Good Question: Why Aren’t The Lynx Getting More Attention?
MINNEAPOLIS (WCCO) — In a town hungry for a winning sports team, we have one. The Minnesota Lynx have clinched the top record in their WNBA division, and are one game away from clinching the best record in the league, and home court advantage in the playoffs.
Yet, the media and community excitement level doesn’t seem to be there. Why do women’s sports and the Lynx have such a tough time competing?
“We’re trying to do our best to be a fan base like the Twins and the Vikings,” said longtime Lynx star Seimone Augustus. “Winning has definitely helped us.”

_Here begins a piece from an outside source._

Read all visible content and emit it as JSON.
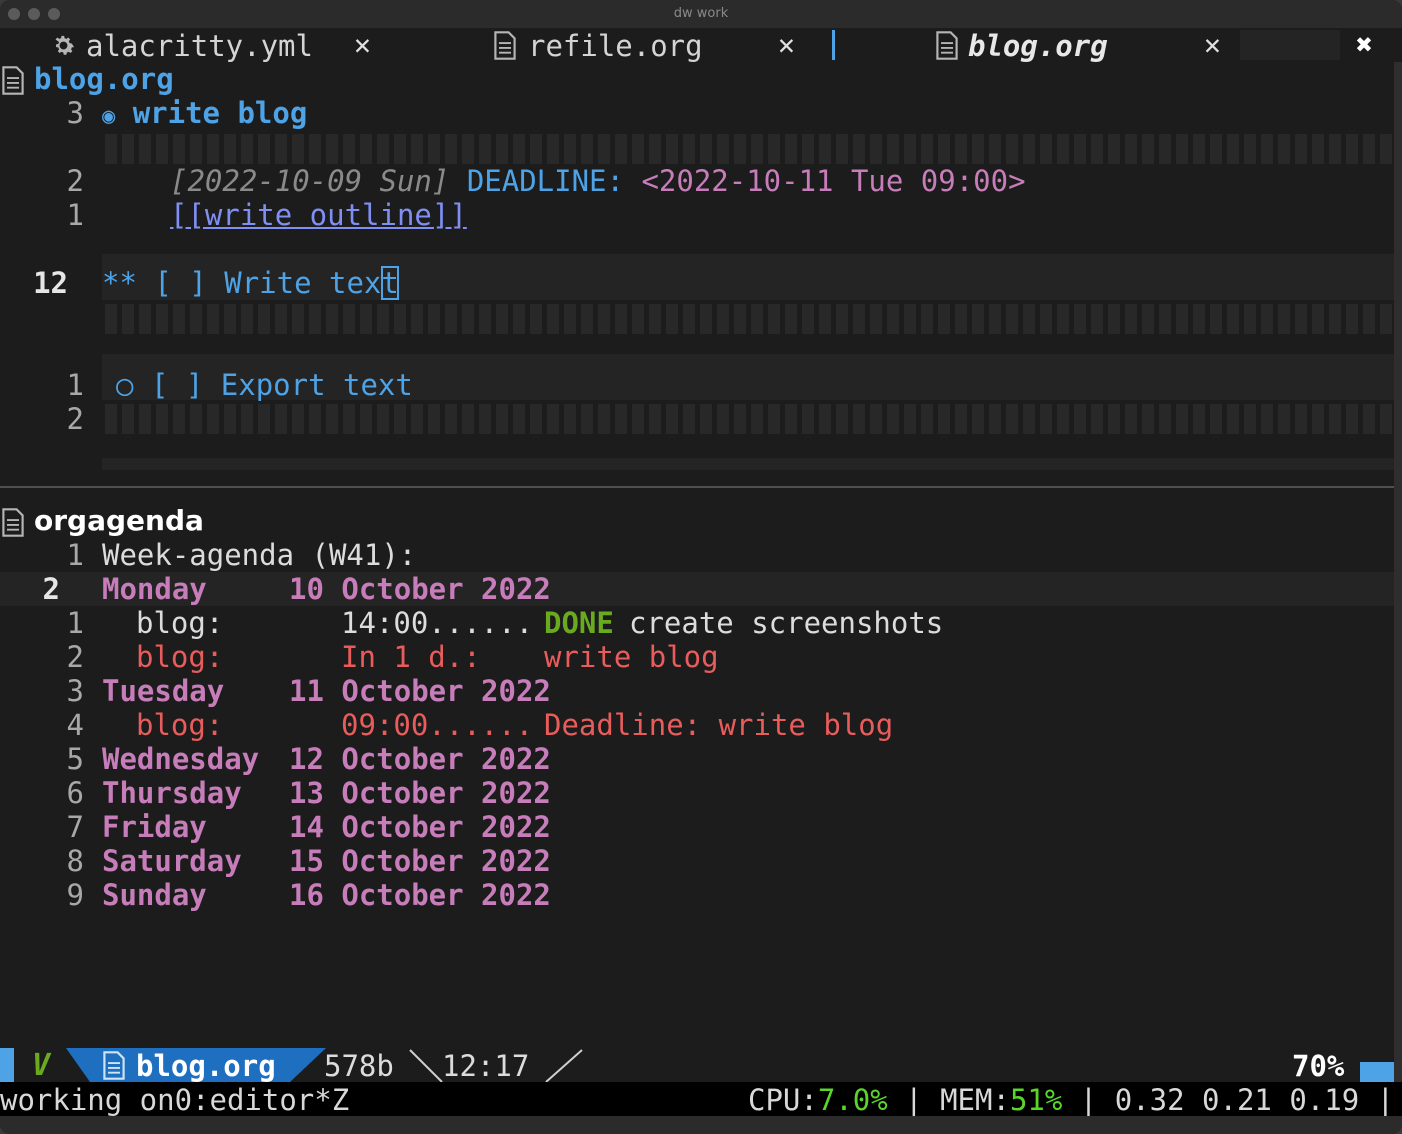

Still, at the Minnesota Lynx shoot-around and media availability Thursday, there were two print reporters and one TV reporter: me.
“People are busy, It’s the economy, there’s a lot of sports. All we can focus on is having fun and playing hard,” said Minnesota-native and former Gopher phenom Lindsay Whalen.
Despite some peaks of fan interest with women’s sports, like during the World Cup or the Olympics, in general, women’s sports have a tough time gaining traction, according to Nicole La Voi, Associate Director of the Tucker Center for Research on Girls & Women in Sport.
“Even when the men are losing they’ll get front page above the fold, while female athletes are relegated to the hinterlands of the sports section or not covered at all,” said La Voi. “WCCO excluded, who’s done a fairly good job of covering the Lynx? There’s essentially been a local media blackout of covering the Lynx.”
“Is it sexism?” asked WCCO reporter Jason DeRusha.
“Yeah, I think so,” said Augustus.
She said she’s heard the attitude from men that “girls can’t play,” adding, “as long as we prove the men wrong, we’ll be alright.”
“Strength, power, speed, aggression are characteristics we uphold in athletics — and most closely align with men’s professional sports,” said La Voi.
It’s not like the Lynx aren’t getting some traction from fans. Announced attendance is up for the sixth consecutive season, according to the team. The average is close to 8,400 people, which is fifth in the league, up from 7,622 last year.
A bigger deal for the team, the number of actual people in the building is up over 60 percent from last season, according to the Lynx.
“Our walk-up sales (day of game) are up over 250 percent from last year,” said public relations manager Aaron Seehusen. “We’ve already sold more new season tickets for next year than we did for all of this year. We actually just had a guy yesterday buy 54 new season tickets for next year.”
But compared to most major men’s sports, 8,400 fans doesn’t seem like a groundswell of support.
“If you look at fan attendance in NBA in years 12 or 13, it was much lower than 7,000 or 8,000 fans,” said La Voi.
Indeed, the Los Angeles Lakers of 1961 drew an average of 5,045 fans. The New York Knicks drew an average of 8,035. Both of those cities are much larger than Minneapolis.
For Augustus and Whalen, the key is getting a skeptical group of sports fans to actually experience the product.
“It’s like how you gonna get ’em here? What’s gonna entice them to get here. We talk about the spandex like overseas, like the Australians wear, whatever it’s gonna take,” said Augustus.